*** Records to process
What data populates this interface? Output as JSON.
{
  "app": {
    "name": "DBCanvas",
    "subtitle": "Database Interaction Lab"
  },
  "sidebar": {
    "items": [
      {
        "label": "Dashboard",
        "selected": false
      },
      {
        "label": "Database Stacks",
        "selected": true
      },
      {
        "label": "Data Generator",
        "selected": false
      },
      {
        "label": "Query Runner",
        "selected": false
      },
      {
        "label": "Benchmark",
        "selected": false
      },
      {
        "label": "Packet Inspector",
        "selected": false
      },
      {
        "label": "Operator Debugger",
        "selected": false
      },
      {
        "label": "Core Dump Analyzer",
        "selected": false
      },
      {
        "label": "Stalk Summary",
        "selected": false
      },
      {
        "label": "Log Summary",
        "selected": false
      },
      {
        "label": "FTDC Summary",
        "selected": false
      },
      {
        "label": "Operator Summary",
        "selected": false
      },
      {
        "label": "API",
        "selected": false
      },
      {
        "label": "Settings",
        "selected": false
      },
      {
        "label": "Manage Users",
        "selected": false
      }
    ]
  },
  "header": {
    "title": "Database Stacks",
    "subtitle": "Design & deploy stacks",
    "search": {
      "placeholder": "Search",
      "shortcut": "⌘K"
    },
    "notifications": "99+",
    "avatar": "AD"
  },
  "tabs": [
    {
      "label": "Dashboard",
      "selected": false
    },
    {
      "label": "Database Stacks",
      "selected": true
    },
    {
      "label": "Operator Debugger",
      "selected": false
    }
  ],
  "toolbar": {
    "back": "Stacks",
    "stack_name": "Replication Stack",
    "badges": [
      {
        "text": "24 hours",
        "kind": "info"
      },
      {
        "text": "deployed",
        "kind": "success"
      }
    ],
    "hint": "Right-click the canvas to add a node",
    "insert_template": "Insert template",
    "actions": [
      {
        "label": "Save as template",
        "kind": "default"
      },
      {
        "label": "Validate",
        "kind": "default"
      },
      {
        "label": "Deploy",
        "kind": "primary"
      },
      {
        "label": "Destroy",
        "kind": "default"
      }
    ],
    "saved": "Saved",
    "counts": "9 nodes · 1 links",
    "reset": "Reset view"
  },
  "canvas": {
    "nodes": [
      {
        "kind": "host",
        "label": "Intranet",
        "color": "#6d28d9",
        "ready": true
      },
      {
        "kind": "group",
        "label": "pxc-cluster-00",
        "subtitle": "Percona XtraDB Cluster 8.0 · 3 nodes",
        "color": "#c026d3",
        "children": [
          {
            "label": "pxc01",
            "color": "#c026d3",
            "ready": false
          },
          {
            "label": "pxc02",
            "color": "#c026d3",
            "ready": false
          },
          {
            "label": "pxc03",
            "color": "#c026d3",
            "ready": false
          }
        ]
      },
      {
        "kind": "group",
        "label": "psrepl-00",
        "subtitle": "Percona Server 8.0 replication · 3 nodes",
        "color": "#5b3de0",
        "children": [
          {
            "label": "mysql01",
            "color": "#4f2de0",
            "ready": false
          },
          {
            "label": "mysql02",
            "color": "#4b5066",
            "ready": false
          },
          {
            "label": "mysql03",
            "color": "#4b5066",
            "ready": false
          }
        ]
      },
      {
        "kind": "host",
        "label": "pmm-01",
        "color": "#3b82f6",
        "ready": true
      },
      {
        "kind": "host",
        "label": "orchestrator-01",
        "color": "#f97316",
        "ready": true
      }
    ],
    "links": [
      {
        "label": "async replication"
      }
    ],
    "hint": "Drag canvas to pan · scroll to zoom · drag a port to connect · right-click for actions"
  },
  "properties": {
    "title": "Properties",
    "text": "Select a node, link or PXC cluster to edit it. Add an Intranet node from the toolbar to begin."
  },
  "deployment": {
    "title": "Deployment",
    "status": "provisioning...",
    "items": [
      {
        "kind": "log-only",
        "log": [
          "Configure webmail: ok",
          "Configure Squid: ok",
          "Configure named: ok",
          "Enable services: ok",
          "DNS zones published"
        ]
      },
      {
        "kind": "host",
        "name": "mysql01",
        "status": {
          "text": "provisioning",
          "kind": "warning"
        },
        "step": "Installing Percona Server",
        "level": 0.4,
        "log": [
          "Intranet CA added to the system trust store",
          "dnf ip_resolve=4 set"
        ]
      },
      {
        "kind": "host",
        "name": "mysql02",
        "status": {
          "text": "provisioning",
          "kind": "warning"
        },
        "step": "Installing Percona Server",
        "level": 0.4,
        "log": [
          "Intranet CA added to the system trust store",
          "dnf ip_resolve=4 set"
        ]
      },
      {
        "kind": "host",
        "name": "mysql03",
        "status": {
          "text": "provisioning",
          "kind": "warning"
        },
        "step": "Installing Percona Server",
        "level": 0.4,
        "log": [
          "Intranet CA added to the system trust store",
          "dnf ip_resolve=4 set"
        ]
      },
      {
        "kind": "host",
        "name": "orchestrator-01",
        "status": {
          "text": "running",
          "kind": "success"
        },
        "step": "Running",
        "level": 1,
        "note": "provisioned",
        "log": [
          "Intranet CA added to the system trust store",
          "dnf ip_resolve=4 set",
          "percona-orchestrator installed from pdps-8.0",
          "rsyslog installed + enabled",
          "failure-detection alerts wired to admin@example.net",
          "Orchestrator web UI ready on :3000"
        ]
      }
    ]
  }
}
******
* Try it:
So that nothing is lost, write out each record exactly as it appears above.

* Answer box:
What data populates this interface? Output as JSON.
{
  "app": {
    "name": "DBCanvas",
    "subtitle": "Database Interaction Lab"
  },
  "sidebar": {
    "items": [
      {
        "label": "Dashboard",
        "selected": false
      },
      {
        "label": "Database Stacks",
        "selected": true
      },
      {
        "label": "Data Generator",
        "selected": false
      },
      {
        "label": "Query Runner",
        "selected": false
      },
      {
        "label": "Benchmark",
        "selected": false
      },
      {
        "label": "Packet Inspector",
        "selected": false
      },
      {
        "label": "Operator Debugger",
        "selected": false
      },
      {
        "label": "Core Dump Analyzer",
        "selected": false
      },
      {
        "label": "Stalk Summary",
        "selected": false
      },
      {
        "label": "Log Summary",
        "selected": false
      },
      {
        "label": "FTDC Summary",
        "selected": false
      },
      {
        "label": "Operator Summary",
        "selected": false
      },
      {
        "label": "API",
        "selected": false
      },
      {
        "label": "Settings",
        "selected": false
      },
      {
        "label": "Manage Users",
        "selected": false
      }
    ]
  },
  "header": {
    "title": "Database Stacks",
    "subtitle": "Design & deploy stacks",
    "search": {
      "placeholder": "Search",
      "shortcut": "⌘K"
    },
    "notifications": "99+",
    "avatar": "AD"
  },
  "tabs": [
    {
      "label": "Dashboard",
      "selected": false
    },
    {
      "label": "Database Stacks",
      "selected": true
    },
    {
      "label": "Operator Debugger",
      "selected": false
    }
  ],
  "toolbar": {
    "back": "Stacks",
    "stack_name": "Replication Stack",
    "badges": [
      {
        "text": "24 hours",
        "kind": "info"
      },
      {
        "text": "deployed",
        "kind": "success"
      }
    ],
    "hint": "Right-click the canvas to add a node",
    "insert_template": "Insert template",
    "actions": [
      {
        "label": "Save as template",
        "kind": "default"
      },
      {
        "label": "Validate",
        "kind": "default"
      },
      {
        "label": "Deploy",
        "kind": "primary"
      },
      {
        "label": "Destroy",
        "kind": "default"
      }
    ],
    "saved": "Saved",
    "counts": "9 nodes · 1 links",
    "reset": "Reset view"
  },
  "canvas": {
    "nodes": [
      {
        "kind": "host",
        "label": "Intranet",
        "color": "#6d28d9",
        "ready": true
      },
      {
        "kind": "group",
        "label": "pxc-cluster-00",
        "subtitle": "Percona XtraDB Cluster 8.0 · 3 nodes",
        "color": "#c026d3",
        "children": [
          {
            "label": "pxc01",
            "color": "#c026d3",
            "ready": false
          },
          {
            "label": "pxc02",
            "color": "#c026d3",
            "ready": false
          },
          {
            "label": "pxc03",
            "color": "#c026d3",
            "ready": false
          }
        ]
      },
      {
        "kind": "group",
        "label": "psrepl-00",
        "subtitle": "Percona Server 8.0 replication · 3 nodes",
        "color": "#5b3de0",
        "children": [
          {
            "label": "mysql01",
            "color": "#4f2de0",
            "ready": false
          },
          {
            "label": "mysql02",
            "color": "#4b5066",
            "ready": false
          },
          {
            "label": "mysql03",
            "color": "#4b5066",
            "ready": false
          }
        ]
      },
      {
        "kind": "host",
        "label": "pmm-01",
        "color": "#3b82f6",
        "ready": true
      },
      {
        "kind": "host",
        "label": "orchestrator-01",
        "color": "#f97316",
        "ready": true
      }
    ],
    "links": [
      {
        "label": "async replication"
      }
    ],
    "hint": "Drag canvas to pan · scroll to zoom · drag a port to connect · right-click for actions"
  },
  "properties": {
    "title": "Properties",
    "text": "Select a node, link or PXC cluster to edit it. Add an Intranet node from the toolbar to begin."
  },
  "deployment": {
    "title": "Deployment",
    "status": "provisioning...",
    "items": [
      {
        "kind": "log-only",
        "log": [
          "Configure webmail: ok",
          "Configure Squid: ok",
          "Configure named: ok",
          "Enable services: ok",
          "DNS zones published"
        ]
      },
      {
        "kind": "host",
        "name": "mysql01",
        "status": {
          "text": "provisioning",
          "kind": "warning"
        },
        "step": "Installing Percona Server",
        "level": 0.4,
        "log": [
          "Intranet CA added to the system trust store",
          "dnf ip_resolve=4 set"
        ]
      },
      {
        "kind": "host",
        "name": "mysql02",
        "status": {
          "text": "provisioning",
          "kind": "warning"
        },
        "step": "Installing Percona Server",
        "level": 0.4,
        "log": [
          "Intranet CA added to the system trust store",
          "dnf ip_resolve=4 set"
        ]
      },
      {
        "kind": "host",
        "name": "mysql03",
        "status": {
          "text": "provisioning",
          "kind": "warning"
        },
        "step": "Installing Percona Server",
        "level": 0.4,
        "log": [
          "Intranet CA added to the system trust store",
          "dnf ip_resolve=4 set"
        ]
      },
      {
        "kind": "host",
        "name": "orchestrator-01",
        "status": {
          "text": "running",
          "kind": "success"
        },
        "step": "Running",
        "level": 1,
        "note": "provisioned",
        "log": [
          "Intranet CA added to the system trust store",
          "dnf ip_resolve=4 set",
          "percona-orchestrator installed from pdps-8.0",
          "rsyslog installed + enabled",
          "failure-detection alerts wired to admin@example.net",
          "Orchestrator web UI ready on :3000"
        ]
      }
    ]
  }
}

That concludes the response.